In our latest paper published in JOT, we present Marea, an efficient application-level object graph swapper for object-oriented programming languages. Its main goal is to offer the programmer a novel solution to handle application-level memory. Developers can instruct our system to release primary memory by swapping out unused yet referenced objects to secondary memory. Our approach has been qualitatively and quantitatively validated. Our experiments and benchmarks on real-world applications show that Marea can reduce the memory footprint between 23% and 36%.
This end of the year comes with good news. Our research on robotic exploration and mapping received a two years funding from the Région Nord-Pas de Calais for a proposal entitled: CAIRE. This project that will be kicked off in 2013 involves two other partners: the RMoD team from INRIA Lille, and the Telice team from the IEMN lab of Lille.
The goal of the CAIRE project is to propose a methodology as well as an infrastructure for developing modular software to control robot for building maps of unknown buildings. One originality of our approach is that we fully rely on dynamic languages and more specifically on the Pharo reflective language. Dynamicity enables fast development and eases debugging. Besides, we rely on reflective and meta-level facilities for building tools and adapting the language to fit our needs.
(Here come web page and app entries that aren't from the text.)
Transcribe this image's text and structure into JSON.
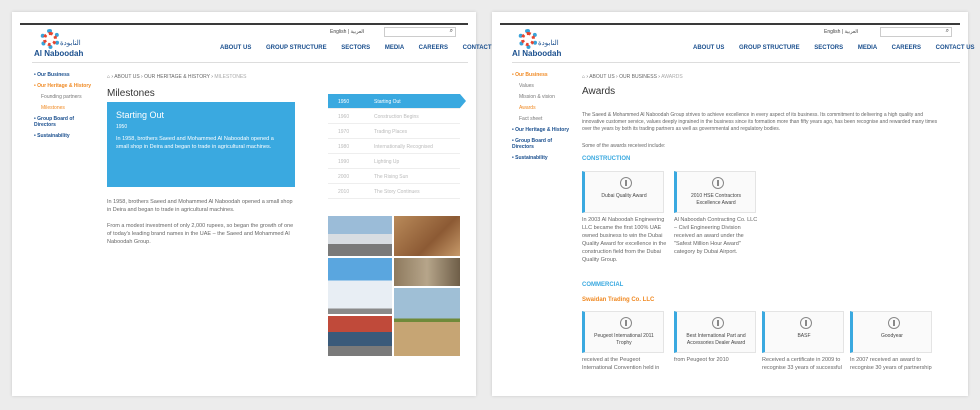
{
  "brand": {
    "name_en": "Al Naboodah",
    "name_ar": "النابودة"
  },
  "lang": {
    "english": "English",
    "arabic": "العربية"
  },
  "nav": [
    "ABOUT US",
    "GROUP STRUCTURE",
    "SECTORS",
    "MEDIA",
    "CAREERS",
    "CONTACT US"
  ],
  "colors": {
    "blue": "#3aa9e0",
    "orange": "#f08a24",
    "navy": "#1a4f8e"
  },
  "left": {
    "sidebar": {
      "our_business": "Our Business",
      "heritage": "Our Heritage & History",
      "founding": "Founding partners",
      "milestones": "Milestones",
      "board": "Group Board of Directors",
      "sustainability": "Sustainability"
    },
    "breadcrumb": [
      "ABOUT US",
      "OUR HERITAGE & HISTORY",
      "MILESTONES"
    ],
    "title": "Milestones",
    "feature": {
      "title": "Starting Out",
      "year": "1950",
      "text": "In 1958, brothers Saeed and Mohammed Al Naboodah opened a small shop in Deira and began to trade in agricultural machines."
    },
    "para1": "In 1958, brothers Saeed and Mohammed Al Naboodah opened a small shop in Deira and began to trade in agricultural machines.",
    "para2": "From a modest investment of only 2,000 rupees, so began the growth of one of today's leading brand names in the UAE – the Saeed and Mohammed Al Naboodah Group.",
    "timeline": [
      {
        "year": "1950",
        "label": "Starting Out"
      },
      {
        "year": "1960",
        "label": "Construction Begins"
      },
      {
        "year": "1970",
        "label": "Trading Places"
      },
      {
        "year": "1980",
        "label": "Internationally Recognised"
      },
      {
        "year": "1990",
        "label": "Lighting Up"
      },
      {
        "year": "2000",
        "label": "The Rising Sun"
      },
      {
        "year": "2010",
        "label": "The Story Continues"
      }
    ]
  },
  "right": {
    "sidebar": {
      "our_business": "Our Business",
      "values": "Values",
      "mission": "Mission & vision",
      "awards": "Awards",
      "factsheet": "Fact sheet",
      "heritage": "Our Heritage & History",
      "board": "Group Board of Directors",
      "sustainability": "Sustainability"
    },
    "breadcrumb": [
      "ABOUT US",
      "OUR BUSINESS",
      "AWARDS"
    ],
    "title": "Awards",
    "intro": "The Saeed & Mohammed Al Naboodah Group strives to achieve excellence in every aspect of its business. Its commitment to delivering a high quality and innovative customer service, values deeply ingrained in the business since its formation more than fifty years ago, has been recognise and rewarded many times over the years by both its trading partners as well as governmental and regulatory bodies.",
    "lead": "Some of the awards received include:",
    "construction": "CONSTRUCTION",
    "awards1": [
      {
        "name": "Dubai Quality Award",
        "text": "In 2003 Al Naboodah Engineering LLC became the first 100% UAE owned business to win the Dubai Quality Award for excellence in the construction field from the Dubai Quality Group."
      },
      {
        "name": "2010 HSE Contractors Excellence Award",
        "text": "Al Naboodah Contracting Co. LLC – Civil Engineering Division received an award under the \"Safest Million Hour Award\" category by Dubai Airport."
      }
    ],
    "commercial": "COMMERCIAL",
    "company": "Swaidan Trading Co. LLC",
    "awards2": [
      {
        "name": "Peugeot International 2011 Trophy",
        "text": "received at the Peugeot International Convention held in"
      },
      {
        "name": "Best International Part and Accessories Dealer Award",
        "text": "from Peugeot for 2010"
      },
      {
        "name": "BASF",
        "text": "Received a certificate in 2009 to recognise 33 years of successful"
      },
      {
        "name": "Goodyear",
        "text": "In 2007 received an award to recognise 30 years of partnership"
      }
    ]
  }
}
Research we will be conducting in the CAIRE project will complement our previous work on cooperative exploration of unknown terrain using a fleet of robots. CAIRE is also related to our ongoing project RoboShop which aims at experimenting with robots in a shopping mall. In both projects we are using human size wheeled robots. They also share the same middleware: the de facto standard ROS, from the Open Source Robotics Foundation.
Last october the 29th, Mariano Martinez Peck successufuly defended his PhD entitled “Application-Level Virtual Memory for Object-Oriented Systems“. The jury agreed on the importance and the quality of the contributions that were published in different journals and conferences. If you are interested learn more, you can find below the slides of the defense, as well as the video recording of Mariano’s talk.
I’m happy to announce the arrival of a new colleague: Dr. Jannik Laval.
Officially, Jannik started working for our team since Friday 2nd november 2012. That was a Pharo sprint day hosted by our partner the RMoD INRIA Lille team. This was the opportunity to revive our dormant project: OCEAN. Luc Fabresse, Jannik Laval and my self are the main contributors of this new network library for Pharo. We worked a on it while Jannik was doing his PhD. An now that he is back, we have new energy to get this project done.
However, the main effort that we all concetrate on is Robotics. With the rest of the CAR team, we target models, software infrastructures and tools to ease the development of control architectures for robots. We expect to produce soon some cool demos.